While some of the jaw disorders are congenital and developmental, some of them can be in the form of jaw fractures caused by traumas and accidents, surgical interventions and some diseases.
If we look at the normal relationship of the Lower and Upper Jaws, we see that the lower jaw teeth are further back than the upper jaw teeth. Disruption of this relationship causes both appearance (aesthetic) and functional (Functional-Chewing) defects. If the lower jaw is in front, it is called Prognathi, if it is too far back, it is called Retragnati, and if the jaws are shifted to the right or left on each other, it is called Laterognathi. This situation causes both aesthetic appearance defect and chewing and biting problems, and its treatment is surgical correction of the jaws. In all of these disorders, the defect is not in the teeth, but in the jawbones themselves.
In prognathia, the lower jaw appears to be large, in Retrognathia the lower jaw is small, and in Laterognati, the lower jaw appears to be shifted to one side. Since the upper jaw is small or large, it will give a similar appearance, so evaluation with various measurement methods may be required.
In general, after jaw surgery, the lower and upper jaw teeth should be connected to each other and the mouth should be closed for 2-6 weeks, during this time the patient is fed with watery food. In order to avoid the traces of the operations performed, the operations can be performed through the mouth. In surgeries performed with modern techniques, mini, micro screws and plates are used to increase the durability and enable the patient to return to daily life and activities early.
Similarly, jaw and face problems and jaw and facial bone fractures caused by accidents and diseases are treated with surgical intervention, screw and plate application if necessary, and bone transplantation (bone graft) from other parts of the body, if necessary.
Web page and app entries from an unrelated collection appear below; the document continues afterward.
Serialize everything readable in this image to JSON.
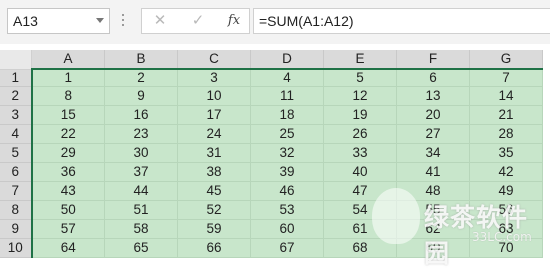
{
  "formula_bar": {
    "name_box": "A13",
    "cancel_glyph": "✕",
    "enter_glyph": "✓",
    "fx_label": "fx",
    "formula": "=SUM(A1:A12)"
  },
  "columns": [
    "A",
    "B",
    "C",
    "D",
    "E",
    "F",
    "G"
  ],
  "rows": [
    {
      "label": "1",
      "cells": [
        "1",
        "2",
        "3",
        "4",
        "5",
        "6",
        "7"
      ]
    },
    {
      "label": "2",
      "cells": [
        "8",
        "9",
        "10",
        "11",
        "12",
        "13",
        "14"
      ]
    },
    {
      "label": "3",
      "cells": [
        "15",
        "16",
        "17",
        "18",
        "19",
        "20",
        "21"
      ]
    },
    {
      "label": "4",
      "cells": [
        "22",
        "23",
        "24",
        "25",
        "26",
        "27",
        "28"
      ]
    },
    {
      "label": "5",
      "cells": [
        "29",
        "30",
        "31",
        "32",
        "33",
        "34",
        "35"
      ]
    },
    {
      "label": "6",
      "cells": [
        "36",
        "37",
        "38",
        "39",
        "40",
        "41",
        "42"
      ]
    },
    {
      "label": "7",
      "cells": [
        "43",
        "44",
        "45",
        "46",
        "47",
        "48",
        "49"
      ]
    },
    {
      "label": "8",
      "cells": [
        "50",
        "51",
        "52",
        "53",
        "54",
        "55",
        "56"
      ]
    },
    {
      "label": "9",
      "cells": [
        "57",
        "58",
        "59",
        "60",
        "61",
        "62",
        "63"
      ]
    },
    {
      "label": "10",
      "cells": [
        "64",
        "65",
        "66",
        "67",
        "68",
        "69",
        "70"
      ]
    }
  ],
  "watermark": {
    "text": "绿茶软件园",
    "url": "33LC.com"
  },
  "colors": {
    "selection_fill": "#c8e6cb",
    "header_active_border": "#1f7246",
    "header_bg": "#dadada"
  }
}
Jaw tumors are diseases that require maxillofacial surgery. Even if these tumors are cancerous or more innocent, they are usually treated surgically. Since the maxillofacial bones have a very complex structure and are very interrelated, it is important to detect the disease at a young age, that is, to diagnose it early. The spread of the disease to the sinuses, neck, mouth, eyes, and brain makes treatment difficult.